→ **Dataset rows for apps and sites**
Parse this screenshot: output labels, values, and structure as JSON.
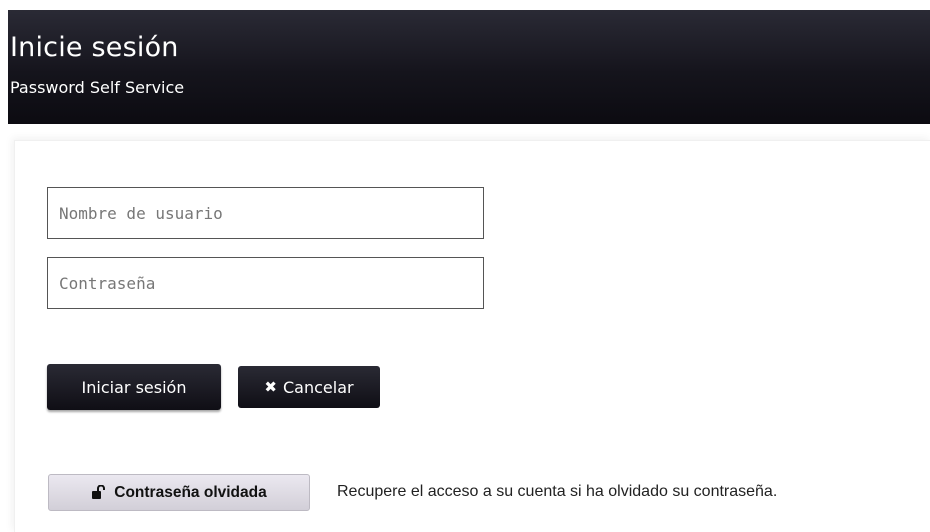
{
  "header": {
    "title": "Inicie sesión",
    "subtitle": "Password Self Service"
  },
  "form": {
    "username": {
      "value": "",
      "placeholder": "Nombre de usuario"
    },
    "password": {
      "value": "",
      "placeholder": "Contraseña"
    },
    "login_label": "Iniciar sesión",
    "cancel_label": "Cancelar",
    "cancel_icon": "x-icon"
  },
  "forgot": {
    "label": "Contraseña olvidada",
    "icon": "unlock-icon",
    "description": "Recupere el acceso a su cuenta si ha olvidado su contraseña."
  },
  "colors": {
    "header_bg": "#15141c",
    "button_bg": "#1a1920",
    "secondary_button_bg": "#dcd9e1"
  }
}
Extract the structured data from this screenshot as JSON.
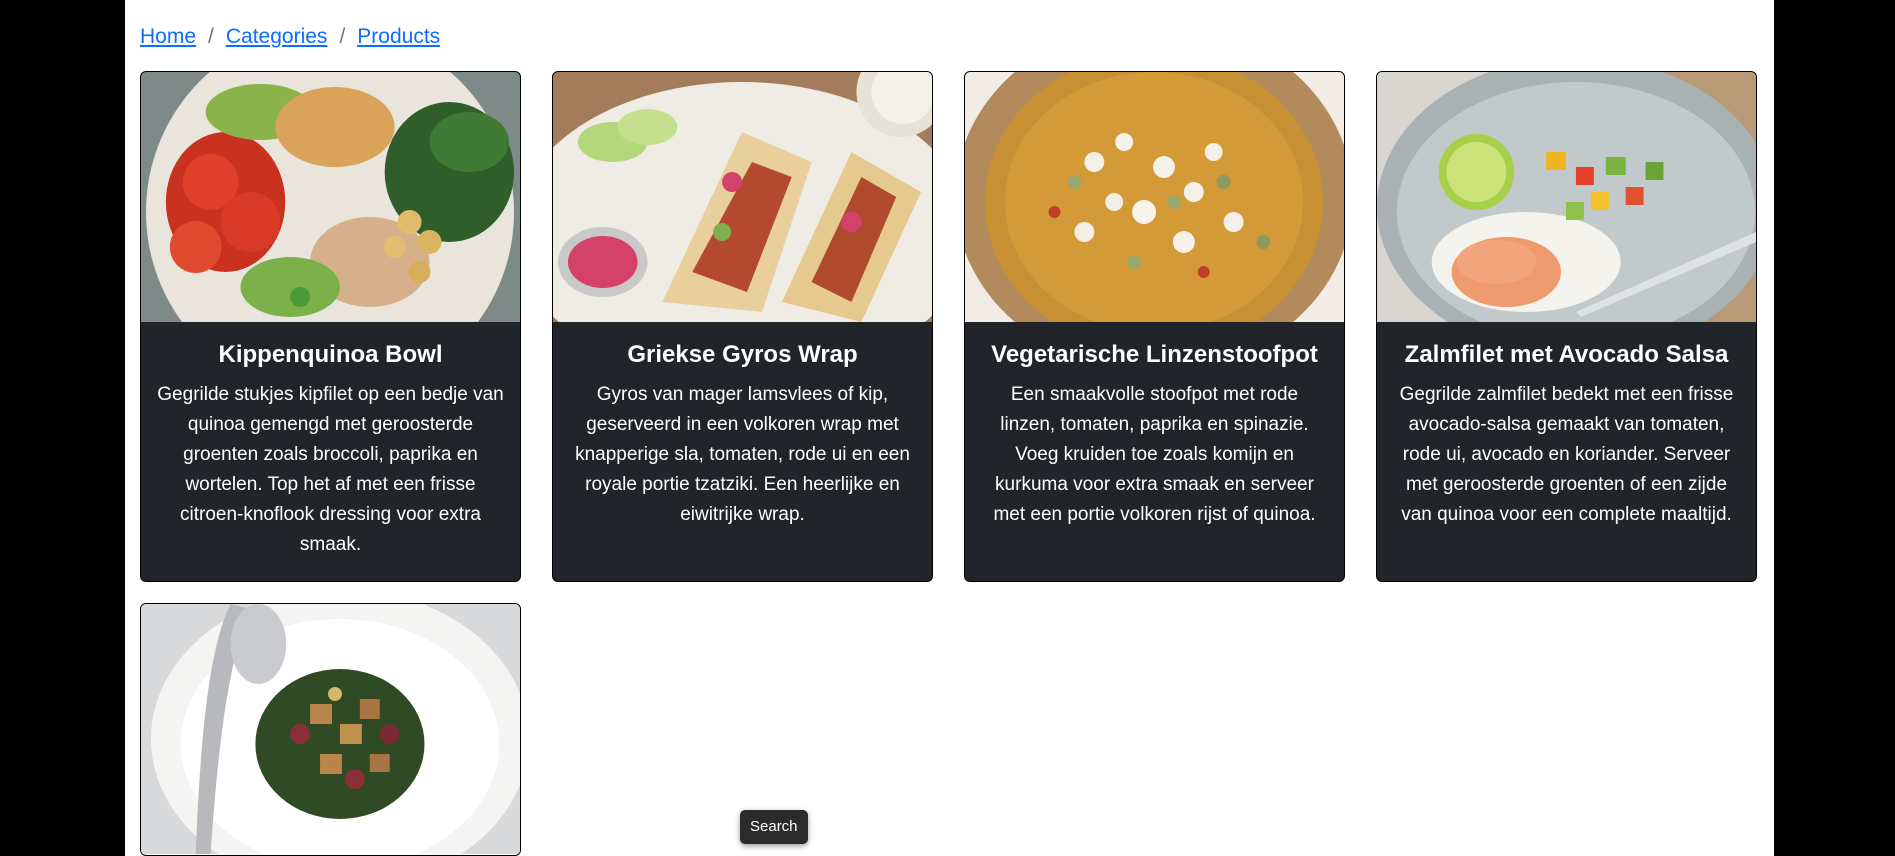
{
  "breadcrumb": {
    "items": [
      "Home",
      "Categories",
      "Products"
    ],
    "separator": "/"
  },
  "products": [
    {
      "title": "Kippenquinoa Bowl",
      "description": "Gegrilde stukjes kipfilet op een bedje van quinoa gemengd met geroosterde groenten zoals broccoli, paprika en wortelen. Top het af met een frisse citroen-knoflook dressing voor extra smaak."
    },
    {
      "title": "Griekse Gyros Wrap",
      "description": "Gyros van mager lamsvlees of kip, geserveerd in een volkoren wrap met knapperige sla, tomaten, rode ui en een royale portie tzatziki. Een heerlijke en eiwitrijke wrap."
    },
    {
      "title": "Vegetarische Linzenstoofpot",
      "description": "Een smaakvolle stoofpot met rode linzen, tomaten, paprika en spinazie. Voeg kruiden toe zoals komijn en kurkuma voor extra smaak en serveer met een portie volkoren rijst of quinoa."
    },
    {
      "title": "Zalmfilet met Avocado Salsa",
      "description": "Gegrilde zalmfilet bedekt met een frisse avocado-salsa gemaakt van tomaten, rode ui, avocado en koriander. Serveer met geroosterde groenten of een zijde van quinoa voor een complete maaltijd."
    }
  ],
  "search_button": "Search",
  "colors": {
    "card_bg": "#212529",
    "link": "#0d6efd",
    "outer_bg": "#000000"
  }
}
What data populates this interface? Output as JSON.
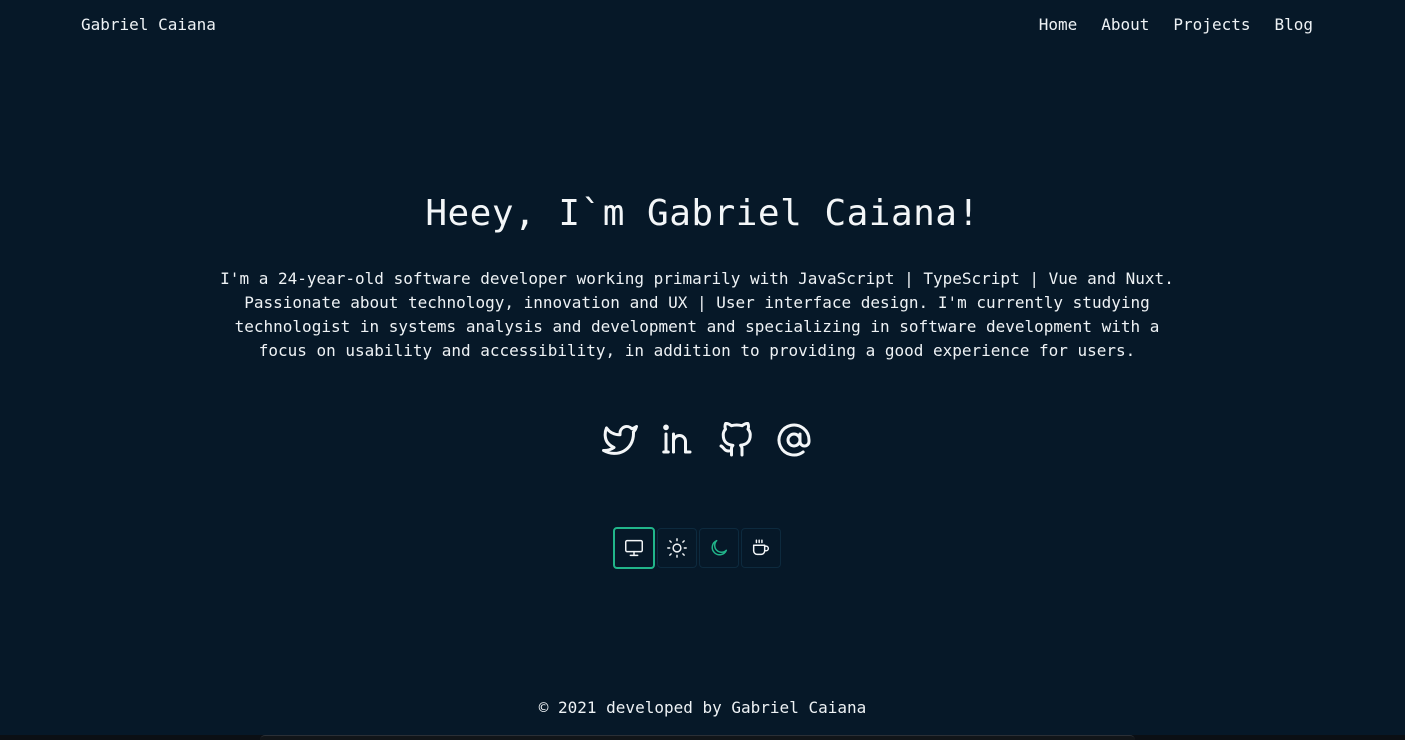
{
  "header": {
    "brand": "Gabriel Caiana",
    "nav": [
      {
        "label": "Home"
      },
      {
        "label": "About"
      },
      {
        "label": "Projects"
      },
      {
        "label": "Blog"
      }
    ]
  },
  "hero": {
    "title": "Heey, I`m Gabriel Caiana!",
    "bio": "I'm a 24-year-old software developer working primarily with JavaScript | TypeScript | Vue and Nuxt. Passionate about technology, innovation and UX | User interface design. I'm currently studying technologist in systems analysis and development and specializing in software development with a focus on usability and accessibility, in addition to providing a good experience for users."
  },
  "socials": [
    {
      "icon": "twitter-icon"
    },
    {
      "icon": "linkedin-icon"
    },
    {
      "icon": "github-icon"
    },
    {
      "icon": "at-sign-icon"
    }
  ],
  "theme_switcher": {
    "options": [
      {
        "icon": "monitor-icon",
        "active": true
      },
      {
        "icon": "sun-icon",
        "active": false
      },
      {
        "icon": "moon-icon",
        "active": false
      },
      {
        "icon": "coffee-icon",
        "active": false
      }
    ]
  },
  "footer": {
    "text": "© 2021 developed by Gabriel Caiana"
  },
  "colors": {
    "background": "#061828",
    "text": "#eef2f5",
    "accent": "#21b58a"
  }
}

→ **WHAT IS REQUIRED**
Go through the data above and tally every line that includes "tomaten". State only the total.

→ **ANSWER SECTION**
3